The Patterson Law Group team is proud to announce that Addison Stone, a sophomore at Texas Woman’s University, is the winner of our biennial # TextFreeForTita Fighting Distracted Driving Scholarship. She stood out from the crowd with a powerful essay and earned the $ 1,000 in financial support for her education.
Addison holds a degree in arts education from Texas Woman’s University and is a member of the TWU Honors Scholars program. She currently has a GPA of 3.91 despite having held various student positions and creating art as a commissioned artist for a wide range of buyers. Her high school work as a Kindness Ambassador for the Lewisville Independent School District was a taste of the impact she will and is already making in her community, including her advocacy for distraction-free driving.
Though they didn’t know each other, Addison directly links that endorsement to the tragic incident that led to the death of Tita Lourdes Shaffer, who inspired the scholarship. Addison got student permission three months after the accident and was made aware of it through friends visiting the Liberty Christian School District. This created significant driving intimidation for Addison, but over time that intimidation has turned into an advocacy for safer driving in Texas.
Distracted driving continues to be a significant and deadly problem in Texas. According to the Texas Department of Transportation, more than 97,000 car accidents were caused by distracted drivers in 2019, resulting in nearly 400 deaths and more than 2,500 serious injuries.
In her essay titled “Everything is Bigger in Texas,” Addison adds an important variable to this already serious problem. As she points out from her own experience,
As an article on the Houston Chronicle pointed out last year, speed-related accidents actually increased despite overall traffic on the roads of Texas declining after the pandemic broke out. In the eight-county Houston area, fatal accidents decreased 19 percent between March 12 and May 31, 2020. However, speed-related fatal accidents actually increased by 13 percent compared to the same period in 2019.
The Texas Department of Transportation has established specific procedures for determining safe speed limits based on road layouts and conditions. However, these regulations can still create dangerous conditions for teenage drivers like Addison who are just getting used to the conditions on the road. Distracted driving only multiplies the hazards associated with these situations and causes potentially serious harm and even death to drivers who obey all the rules.
One number that caught Addison was the fact that in 2016, the year of Tita’s death and her learner’s permission, the National Highway Traffic Safety Association released a report that found 1,100 people in Texas alone were due Speeding accidents were highest number in the nation. That number could cause a lot of new drivers to freeze. For the newest fellow, this resulted in actions:
As a result, she advocates a “golden rule” driving mentality: she treats others on the road as you would like to be treated.
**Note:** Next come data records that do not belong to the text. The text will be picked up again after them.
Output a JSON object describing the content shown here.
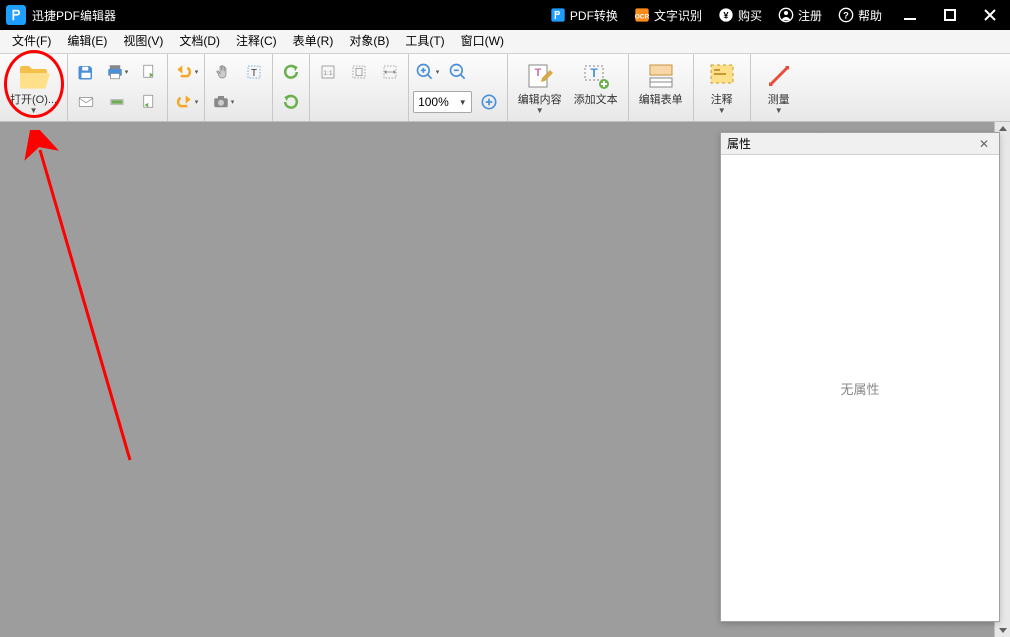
{
  "titlebar": {
    "app_title": "迅捷PDF编辑器",
    "pdf_convert": "PDF转换",
    "ocr": "文字识别",
    "buy": "购买",
    "register": "注册",
    "help": "帮助"
  },
  "menu": {
    "file": "文件(F)",
    "edit": "编辑(E)",
    "view": "视图(V)",
    "document": "文档(D)",
    "comment": "注释(C)",
    "form": "表单(R)",
    "object": "对象(B)",
    "tools": "工具(T)",
    "window": "窗口(W)"
  },
  "toolbar": {
    "open": "打开(O)...",
    "zoom_value": "100%",
    "edit_content": "编辑内容",
    "add_text": "添加文本",
    "edit_form": "编辑表单",
    "annotate": "注释",
    "measure": "测量"
  },
  "panel": {
    "title": "属性",
    "empty_text": "无属性"
  }
}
She now goes through a regular checklist before getting in the car that includes an early arrival plan, inputs the destination into her GPS before departure, and selects her preferred playlist before leaving her parking lot to avoid unnecessary distractions. These simple steps can make a world of difference.
Addison also advocates implementing a road safety initiative that emphasizes the same principles of the Golden Rule. Your goal is ambitious: to help Texas achieve the highest safety rating among young drivers.
Like Addison, the Patterson Law Group aims to promote responsible driving habits for citizens of all ages. We are pleased to offer this award as another means of publicizing the dangers of text messaging or other actions while driving, while also providing an opportunity for an outstanding student to receive support for the cost of higher education.
The # TextFreeForTita scholarship is intended to raise public awareness of the increasing risk of distracted driving. One in five road deaths in Texas is caused by a distracted driver, despite government regulations. It was created in honor of Emma “Tita” Lourdes Shaffer, who lost her life in a car accident caused by a distracted driver. On April 6, 2016, her mother was driving her home from dinner when her car was hit head-on by another driver who was distracted by writing non-urgent text messages. Tita was 12 at the time of her death, a thoughtful 6th grade with a bright future ahead of her.
The biannual competition offers a full-time student attending or attending an accredited university or law school in the United States the opportunity to receive US $ 1,000 grants towards college or law school tuition and related education costs. Eligible students can enter the competition until May 31 for the Spring Competition or by December 31 for the Fall Competition by completing their application and showing their creativity to reduce the number of distracted road deaths.
Fortunately, deaths from distracted driving are preventable. Creative ways to educate everyone about the danger, including small prompts like those outlined by Allison, can go a long way in reducing the danger and creating safer roads for all.
Congratulations, Addison. We value everything you do to keep yourself and others safe on the road and turn your concerns about safe driving into positive advocacy and a drive for change.